Assigned task: All lines of the entries with "nVenda" in them must be listed.

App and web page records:
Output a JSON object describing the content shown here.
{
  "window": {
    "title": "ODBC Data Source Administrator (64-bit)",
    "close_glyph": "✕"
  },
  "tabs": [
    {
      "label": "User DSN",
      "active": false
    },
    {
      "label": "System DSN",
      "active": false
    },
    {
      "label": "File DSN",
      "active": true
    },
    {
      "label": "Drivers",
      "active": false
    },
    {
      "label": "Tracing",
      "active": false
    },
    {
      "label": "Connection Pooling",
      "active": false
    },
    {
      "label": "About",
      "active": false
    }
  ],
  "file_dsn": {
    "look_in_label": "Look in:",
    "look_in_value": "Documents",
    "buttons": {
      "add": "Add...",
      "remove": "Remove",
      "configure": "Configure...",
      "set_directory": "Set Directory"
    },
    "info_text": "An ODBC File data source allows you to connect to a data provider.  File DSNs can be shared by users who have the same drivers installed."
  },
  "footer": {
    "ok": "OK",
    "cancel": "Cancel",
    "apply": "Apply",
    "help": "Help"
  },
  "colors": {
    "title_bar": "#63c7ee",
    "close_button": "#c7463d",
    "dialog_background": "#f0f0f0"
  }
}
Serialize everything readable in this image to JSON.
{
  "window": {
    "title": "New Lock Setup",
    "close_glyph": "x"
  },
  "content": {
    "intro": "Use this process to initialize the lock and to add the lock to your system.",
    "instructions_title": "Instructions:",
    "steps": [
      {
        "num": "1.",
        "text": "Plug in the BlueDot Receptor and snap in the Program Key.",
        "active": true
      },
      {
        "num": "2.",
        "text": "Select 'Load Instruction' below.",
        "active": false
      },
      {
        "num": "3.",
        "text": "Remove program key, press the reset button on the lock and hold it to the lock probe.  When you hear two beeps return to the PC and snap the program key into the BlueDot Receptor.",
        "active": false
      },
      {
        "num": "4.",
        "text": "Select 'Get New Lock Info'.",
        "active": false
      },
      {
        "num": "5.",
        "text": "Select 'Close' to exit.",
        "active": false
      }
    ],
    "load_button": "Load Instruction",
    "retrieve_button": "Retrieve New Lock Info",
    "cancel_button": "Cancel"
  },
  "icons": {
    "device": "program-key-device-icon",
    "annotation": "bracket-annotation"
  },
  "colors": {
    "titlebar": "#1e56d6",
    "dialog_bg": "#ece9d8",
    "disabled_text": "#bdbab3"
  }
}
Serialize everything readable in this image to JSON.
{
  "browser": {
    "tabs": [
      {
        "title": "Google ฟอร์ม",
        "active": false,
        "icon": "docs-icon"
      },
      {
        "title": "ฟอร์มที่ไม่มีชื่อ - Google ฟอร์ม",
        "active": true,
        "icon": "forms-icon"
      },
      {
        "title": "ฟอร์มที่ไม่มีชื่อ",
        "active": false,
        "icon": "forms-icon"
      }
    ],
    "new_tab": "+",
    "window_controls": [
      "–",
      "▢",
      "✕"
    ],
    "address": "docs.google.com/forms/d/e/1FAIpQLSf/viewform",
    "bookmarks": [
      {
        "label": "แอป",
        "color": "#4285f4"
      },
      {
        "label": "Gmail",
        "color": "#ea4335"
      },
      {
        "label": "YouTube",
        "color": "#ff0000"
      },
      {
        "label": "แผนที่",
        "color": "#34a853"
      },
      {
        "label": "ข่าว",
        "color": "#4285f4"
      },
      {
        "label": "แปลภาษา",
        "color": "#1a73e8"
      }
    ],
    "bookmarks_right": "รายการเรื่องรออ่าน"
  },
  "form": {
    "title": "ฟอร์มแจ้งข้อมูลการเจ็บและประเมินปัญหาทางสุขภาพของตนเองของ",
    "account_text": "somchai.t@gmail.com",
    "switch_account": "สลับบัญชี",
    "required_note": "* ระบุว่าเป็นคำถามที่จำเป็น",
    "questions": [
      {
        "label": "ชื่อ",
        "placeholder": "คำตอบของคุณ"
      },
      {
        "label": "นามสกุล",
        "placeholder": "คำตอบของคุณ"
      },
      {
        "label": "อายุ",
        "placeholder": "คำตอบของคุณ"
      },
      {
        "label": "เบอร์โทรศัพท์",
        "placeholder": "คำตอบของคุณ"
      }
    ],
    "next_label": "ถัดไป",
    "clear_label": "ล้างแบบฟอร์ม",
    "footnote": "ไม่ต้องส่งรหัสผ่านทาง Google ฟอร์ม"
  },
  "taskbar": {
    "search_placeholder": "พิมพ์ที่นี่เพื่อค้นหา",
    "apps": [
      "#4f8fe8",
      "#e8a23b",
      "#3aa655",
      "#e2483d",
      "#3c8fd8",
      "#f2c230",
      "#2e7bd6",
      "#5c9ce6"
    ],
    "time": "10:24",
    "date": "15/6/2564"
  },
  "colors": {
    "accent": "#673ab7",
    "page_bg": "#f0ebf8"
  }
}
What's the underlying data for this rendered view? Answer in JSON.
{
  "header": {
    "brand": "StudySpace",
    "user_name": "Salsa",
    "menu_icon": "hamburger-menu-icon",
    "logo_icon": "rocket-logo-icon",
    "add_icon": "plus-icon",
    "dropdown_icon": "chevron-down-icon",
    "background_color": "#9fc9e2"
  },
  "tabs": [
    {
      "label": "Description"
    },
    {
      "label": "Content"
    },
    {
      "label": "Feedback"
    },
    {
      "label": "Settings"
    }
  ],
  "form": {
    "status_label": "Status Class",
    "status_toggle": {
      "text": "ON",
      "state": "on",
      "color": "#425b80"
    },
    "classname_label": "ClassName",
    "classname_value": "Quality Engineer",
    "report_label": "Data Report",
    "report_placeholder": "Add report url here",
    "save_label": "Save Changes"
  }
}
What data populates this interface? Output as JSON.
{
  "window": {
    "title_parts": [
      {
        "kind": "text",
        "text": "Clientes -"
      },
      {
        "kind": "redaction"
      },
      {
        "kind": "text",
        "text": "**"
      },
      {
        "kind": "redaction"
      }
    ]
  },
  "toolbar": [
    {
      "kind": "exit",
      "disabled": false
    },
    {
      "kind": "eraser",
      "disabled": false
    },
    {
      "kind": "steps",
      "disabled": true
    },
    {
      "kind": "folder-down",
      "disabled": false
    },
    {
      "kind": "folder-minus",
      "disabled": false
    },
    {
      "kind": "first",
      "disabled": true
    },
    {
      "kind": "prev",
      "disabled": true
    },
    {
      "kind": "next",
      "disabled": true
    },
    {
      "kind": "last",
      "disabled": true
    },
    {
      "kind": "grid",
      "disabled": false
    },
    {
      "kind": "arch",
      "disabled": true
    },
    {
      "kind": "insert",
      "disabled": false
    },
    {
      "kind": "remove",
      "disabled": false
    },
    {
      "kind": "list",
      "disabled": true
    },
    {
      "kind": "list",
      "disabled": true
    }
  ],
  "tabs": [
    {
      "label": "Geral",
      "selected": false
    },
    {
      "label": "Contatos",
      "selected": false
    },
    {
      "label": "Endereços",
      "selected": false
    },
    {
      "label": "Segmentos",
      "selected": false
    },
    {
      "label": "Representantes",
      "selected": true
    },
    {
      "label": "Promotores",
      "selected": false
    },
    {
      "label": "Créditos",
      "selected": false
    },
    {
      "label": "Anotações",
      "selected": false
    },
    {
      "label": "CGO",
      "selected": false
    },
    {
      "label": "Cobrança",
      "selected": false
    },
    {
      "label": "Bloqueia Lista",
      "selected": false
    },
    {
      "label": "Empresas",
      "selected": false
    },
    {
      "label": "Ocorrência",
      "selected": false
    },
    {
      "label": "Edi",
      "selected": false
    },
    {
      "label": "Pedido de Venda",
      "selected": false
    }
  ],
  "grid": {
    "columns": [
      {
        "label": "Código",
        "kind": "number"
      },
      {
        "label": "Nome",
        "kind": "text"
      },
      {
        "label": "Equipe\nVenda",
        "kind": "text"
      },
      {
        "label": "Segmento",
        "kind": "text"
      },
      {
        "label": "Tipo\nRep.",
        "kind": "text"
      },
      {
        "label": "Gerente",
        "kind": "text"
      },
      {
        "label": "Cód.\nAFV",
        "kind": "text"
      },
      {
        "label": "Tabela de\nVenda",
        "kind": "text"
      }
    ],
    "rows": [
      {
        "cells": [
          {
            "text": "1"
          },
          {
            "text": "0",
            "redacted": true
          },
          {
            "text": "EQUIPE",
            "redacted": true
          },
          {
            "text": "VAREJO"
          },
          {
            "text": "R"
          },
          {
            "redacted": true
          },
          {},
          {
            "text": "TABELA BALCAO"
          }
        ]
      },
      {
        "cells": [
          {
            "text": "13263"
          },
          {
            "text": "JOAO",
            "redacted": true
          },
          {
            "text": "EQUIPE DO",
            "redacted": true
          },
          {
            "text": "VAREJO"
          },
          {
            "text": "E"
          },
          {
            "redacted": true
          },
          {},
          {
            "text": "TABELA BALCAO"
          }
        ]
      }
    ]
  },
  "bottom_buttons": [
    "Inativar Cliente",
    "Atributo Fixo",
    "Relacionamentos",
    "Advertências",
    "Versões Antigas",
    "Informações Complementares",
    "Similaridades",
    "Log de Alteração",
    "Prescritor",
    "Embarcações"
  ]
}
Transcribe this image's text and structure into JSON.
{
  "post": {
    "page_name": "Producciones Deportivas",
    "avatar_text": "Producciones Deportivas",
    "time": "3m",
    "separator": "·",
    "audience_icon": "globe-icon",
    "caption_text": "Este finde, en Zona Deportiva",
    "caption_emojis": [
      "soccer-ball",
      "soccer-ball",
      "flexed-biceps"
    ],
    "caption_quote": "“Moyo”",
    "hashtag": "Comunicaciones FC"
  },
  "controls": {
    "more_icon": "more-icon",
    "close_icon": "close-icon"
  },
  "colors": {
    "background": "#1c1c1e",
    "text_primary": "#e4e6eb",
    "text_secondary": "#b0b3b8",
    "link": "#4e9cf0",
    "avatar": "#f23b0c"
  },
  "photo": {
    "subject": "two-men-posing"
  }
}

Result of this exercise:
        "label": "Equipe\nVenda",
        "label": "Tabela de\nVenda",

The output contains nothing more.